Nigerians have become accustomed to long lines for gasoline and wild fluctuations in bus fares. Though the country is Africa’s largest producer of oil, its residents don’t benefit from a steady supply.
Mustapha Gajibo, 30, is doing what he can to alleviate the problem: his startup, Phoenix Renewables Limited, is launching a homegrown electric-vehicle industry in the northeastern city of Maiduguri.
Gajibo dropped out of university in his third year to run it. His first project was converting the internal-combustion engines of commonly used vehicles in the city to electric versions. He focused on two types of vehicles that residents often pay to ride: seven-seat minibuses and the motorized tricycles known as kekes.
He faced skepticism at first: limited power charging infrastructure has constrained the adoption of electric vehicles in the region. “Many people don’t believe that electric mobility is possible and commercially viable in the city of Maiduguri,” Gajibo says. But his electrification scheme has been gaining traction.
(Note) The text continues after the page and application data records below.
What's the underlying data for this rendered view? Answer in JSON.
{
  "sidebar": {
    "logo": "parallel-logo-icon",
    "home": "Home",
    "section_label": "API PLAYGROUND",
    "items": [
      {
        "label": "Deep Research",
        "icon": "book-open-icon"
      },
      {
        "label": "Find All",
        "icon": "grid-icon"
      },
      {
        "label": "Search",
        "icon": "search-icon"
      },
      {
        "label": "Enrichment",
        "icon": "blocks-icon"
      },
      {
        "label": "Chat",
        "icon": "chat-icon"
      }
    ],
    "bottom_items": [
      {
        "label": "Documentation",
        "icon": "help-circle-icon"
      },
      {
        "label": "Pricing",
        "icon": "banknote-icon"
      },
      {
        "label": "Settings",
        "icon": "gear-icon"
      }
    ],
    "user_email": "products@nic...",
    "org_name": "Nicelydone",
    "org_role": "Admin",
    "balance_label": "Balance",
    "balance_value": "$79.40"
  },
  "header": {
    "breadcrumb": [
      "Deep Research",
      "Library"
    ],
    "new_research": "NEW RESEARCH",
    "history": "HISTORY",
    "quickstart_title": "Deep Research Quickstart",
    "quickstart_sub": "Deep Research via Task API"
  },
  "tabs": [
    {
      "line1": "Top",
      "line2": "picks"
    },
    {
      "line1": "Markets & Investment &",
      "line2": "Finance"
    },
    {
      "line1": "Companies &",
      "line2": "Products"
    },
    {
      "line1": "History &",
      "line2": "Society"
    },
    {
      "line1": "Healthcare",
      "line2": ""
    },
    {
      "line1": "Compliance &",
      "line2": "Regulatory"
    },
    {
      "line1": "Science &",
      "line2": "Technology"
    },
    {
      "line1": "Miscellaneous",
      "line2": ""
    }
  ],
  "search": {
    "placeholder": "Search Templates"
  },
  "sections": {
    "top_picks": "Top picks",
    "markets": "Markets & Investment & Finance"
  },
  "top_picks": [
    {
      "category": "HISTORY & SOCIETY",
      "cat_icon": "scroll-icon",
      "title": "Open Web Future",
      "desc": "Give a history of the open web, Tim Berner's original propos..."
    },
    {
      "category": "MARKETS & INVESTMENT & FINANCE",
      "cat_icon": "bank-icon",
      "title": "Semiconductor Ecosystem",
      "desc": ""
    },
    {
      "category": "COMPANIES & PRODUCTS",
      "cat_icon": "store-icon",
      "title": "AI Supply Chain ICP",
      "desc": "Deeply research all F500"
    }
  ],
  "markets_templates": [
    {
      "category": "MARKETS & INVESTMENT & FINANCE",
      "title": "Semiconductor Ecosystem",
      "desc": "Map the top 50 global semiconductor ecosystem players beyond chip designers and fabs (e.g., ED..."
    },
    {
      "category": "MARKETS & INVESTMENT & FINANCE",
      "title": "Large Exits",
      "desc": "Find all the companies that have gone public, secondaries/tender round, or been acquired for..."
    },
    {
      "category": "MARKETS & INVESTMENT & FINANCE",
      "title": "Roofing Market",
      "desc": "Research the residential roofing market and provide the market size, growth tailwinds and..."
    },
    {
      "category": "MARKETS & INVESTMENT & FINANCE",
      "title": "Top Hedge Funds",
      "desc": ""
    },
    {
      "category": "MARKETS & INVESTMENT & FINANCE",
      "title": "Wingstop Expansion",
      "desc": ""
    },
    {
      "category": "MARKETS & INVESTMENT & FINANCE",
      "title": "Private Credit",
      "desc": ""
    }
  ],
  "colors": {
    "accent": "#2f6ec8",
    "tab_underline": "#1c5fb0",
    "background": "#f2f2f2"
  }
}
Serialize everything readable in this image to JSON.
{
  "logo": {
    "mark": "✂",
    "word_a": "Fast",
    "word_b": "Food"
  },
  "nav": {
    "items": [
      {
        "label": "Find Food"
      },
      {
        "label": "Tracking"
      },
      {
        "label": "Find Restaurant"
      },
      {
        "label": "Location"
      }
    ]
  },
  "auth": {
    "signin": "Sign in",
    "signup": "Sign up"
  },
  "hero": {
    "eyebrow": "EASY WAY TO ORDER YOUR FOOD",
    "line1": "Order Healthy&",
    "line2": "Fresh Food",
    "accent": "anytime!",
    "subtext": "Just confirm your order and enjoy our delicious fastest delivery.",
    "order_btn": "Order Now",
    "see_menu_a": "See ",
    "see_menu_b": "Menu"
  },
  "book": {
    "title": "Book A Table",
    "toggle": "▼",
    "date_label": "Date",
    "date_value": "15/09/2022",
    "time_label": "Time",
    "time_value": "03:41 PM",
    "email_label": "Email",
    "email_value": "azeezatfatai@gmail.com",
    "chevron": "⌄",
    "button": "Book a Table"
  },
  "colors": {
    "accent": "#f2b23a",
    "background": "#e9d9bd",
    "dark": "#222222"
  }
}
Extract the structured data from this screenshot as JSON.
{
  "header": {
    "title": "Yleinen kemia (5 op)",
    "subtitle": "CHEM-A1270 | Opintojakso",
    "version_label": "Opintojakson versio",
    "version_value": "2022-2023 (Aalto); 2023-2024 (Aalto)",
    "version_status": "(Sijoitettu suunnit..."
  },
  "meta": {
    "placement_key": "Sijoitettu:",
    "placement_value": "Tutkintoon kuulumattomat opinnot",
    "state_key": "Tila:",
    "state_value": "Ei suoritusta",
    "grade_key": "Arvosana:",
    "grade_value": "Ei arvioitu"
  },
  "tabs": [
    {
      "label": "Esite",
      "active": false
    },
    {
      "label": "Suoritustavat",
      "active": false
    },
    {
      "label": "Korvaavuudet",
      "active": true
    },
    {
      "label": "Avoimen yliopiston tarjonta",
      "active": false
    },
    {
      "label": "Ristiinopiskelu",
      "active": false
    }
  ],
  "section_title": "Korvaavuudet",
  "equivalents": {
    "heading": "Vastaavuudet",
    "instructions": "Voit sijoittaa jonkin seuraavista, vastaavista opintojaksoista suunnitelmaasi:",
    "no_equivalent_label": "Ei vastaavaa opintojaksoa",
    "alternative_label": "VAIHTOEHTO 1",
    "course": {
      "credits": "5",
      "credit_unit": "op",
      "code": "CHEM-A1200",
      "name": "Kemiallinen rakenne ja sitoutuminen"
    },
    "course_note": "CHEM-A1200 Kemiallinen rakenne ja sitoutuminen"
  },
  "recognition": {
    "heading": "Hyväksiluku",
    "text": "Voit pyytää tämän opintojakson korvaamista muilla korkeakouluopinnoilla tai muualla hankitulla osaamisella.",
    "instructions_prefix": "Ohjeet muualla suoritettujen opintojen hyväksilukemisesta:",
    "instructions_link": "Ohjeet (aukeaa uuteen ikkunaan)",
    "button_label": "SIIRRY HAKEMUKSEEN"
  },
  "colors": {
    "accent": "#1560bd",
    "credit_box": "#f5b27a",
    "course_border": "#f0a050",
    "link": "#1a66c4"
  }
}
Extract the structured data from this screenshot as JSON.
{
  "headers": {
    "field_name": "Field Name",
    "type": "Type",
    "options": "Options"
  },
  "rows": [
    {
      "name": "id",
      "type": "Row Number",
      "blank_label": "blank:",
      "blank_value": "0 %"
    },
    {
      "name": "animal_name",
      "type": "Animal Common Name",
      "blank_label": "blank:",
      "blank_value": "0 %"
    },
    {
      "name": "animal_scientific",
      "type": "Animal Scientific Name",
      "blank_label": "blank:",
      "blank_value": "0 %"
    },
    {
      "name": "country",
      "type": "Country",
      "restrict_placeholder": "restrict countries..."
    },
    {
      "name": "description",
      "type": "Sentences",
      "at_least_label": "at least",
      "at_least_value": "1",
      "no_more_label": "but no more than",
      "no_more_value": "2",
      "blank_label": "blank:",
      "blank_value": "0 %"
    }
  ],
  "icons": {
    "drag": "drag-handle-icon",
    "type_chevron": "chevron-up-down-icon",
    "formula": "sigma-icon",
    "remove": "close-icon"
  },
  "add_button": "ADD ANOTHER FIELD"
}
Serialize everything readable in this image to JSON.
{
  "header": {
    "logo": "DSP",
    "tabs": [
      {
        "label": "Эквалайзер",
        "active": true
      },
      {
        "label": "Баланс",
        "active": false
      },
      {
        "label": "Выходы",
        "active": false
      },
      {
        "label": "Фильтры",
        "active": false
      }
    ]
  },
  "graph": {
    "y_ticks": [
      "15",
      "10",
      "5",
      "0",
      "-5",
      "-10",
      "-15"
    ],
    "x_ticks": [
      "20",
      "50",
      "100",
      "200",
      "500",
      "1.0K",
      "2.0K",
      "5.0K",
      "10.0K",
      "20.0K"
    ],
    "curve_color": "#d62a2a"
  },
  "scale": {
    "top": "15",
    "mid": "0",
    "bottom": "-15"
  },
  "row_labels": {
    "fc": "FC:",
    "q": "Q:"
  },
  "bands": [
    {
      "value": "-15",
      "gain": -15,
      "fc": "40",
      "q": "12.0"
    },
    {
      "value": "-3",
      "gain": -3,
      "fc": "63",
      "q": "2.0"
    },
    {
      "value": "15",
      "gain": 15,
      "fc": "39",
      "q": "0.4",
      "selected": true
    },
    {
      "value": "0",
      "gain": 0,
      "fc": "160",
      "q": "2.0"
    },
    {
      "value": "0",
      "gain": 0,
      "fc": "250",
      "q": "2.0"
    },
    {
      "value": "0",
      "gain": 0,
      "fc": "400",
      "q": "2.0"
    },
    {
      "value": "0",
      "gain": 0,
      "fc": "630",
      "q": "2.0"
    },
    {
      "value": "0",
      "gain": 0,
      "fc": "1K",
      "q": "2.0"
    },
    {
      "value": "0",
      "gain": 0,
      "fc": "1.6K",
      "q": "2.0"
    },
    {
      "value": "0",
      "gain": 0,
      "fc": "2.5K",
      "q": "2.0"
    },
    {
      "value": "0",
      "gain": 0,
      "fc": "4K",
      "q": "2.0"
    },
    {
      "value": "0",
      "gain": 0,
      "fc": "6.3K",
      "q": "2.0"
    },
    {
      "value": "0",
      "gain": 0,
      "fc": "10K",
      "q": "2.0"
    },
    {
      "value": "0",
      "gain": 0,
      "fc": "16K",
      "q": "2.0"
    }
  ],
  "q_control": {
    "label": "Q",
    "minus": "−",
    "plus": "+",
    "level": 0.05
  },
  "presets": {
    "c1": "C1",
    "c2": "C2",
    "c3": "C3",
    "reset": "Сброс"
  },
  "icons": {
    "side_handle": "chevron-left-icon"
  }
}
The company now maintains a fleet of a dozen electric minibuses that can cover a distance of 150 kilometers on a charge and cost about $1.50 to power to full capacity.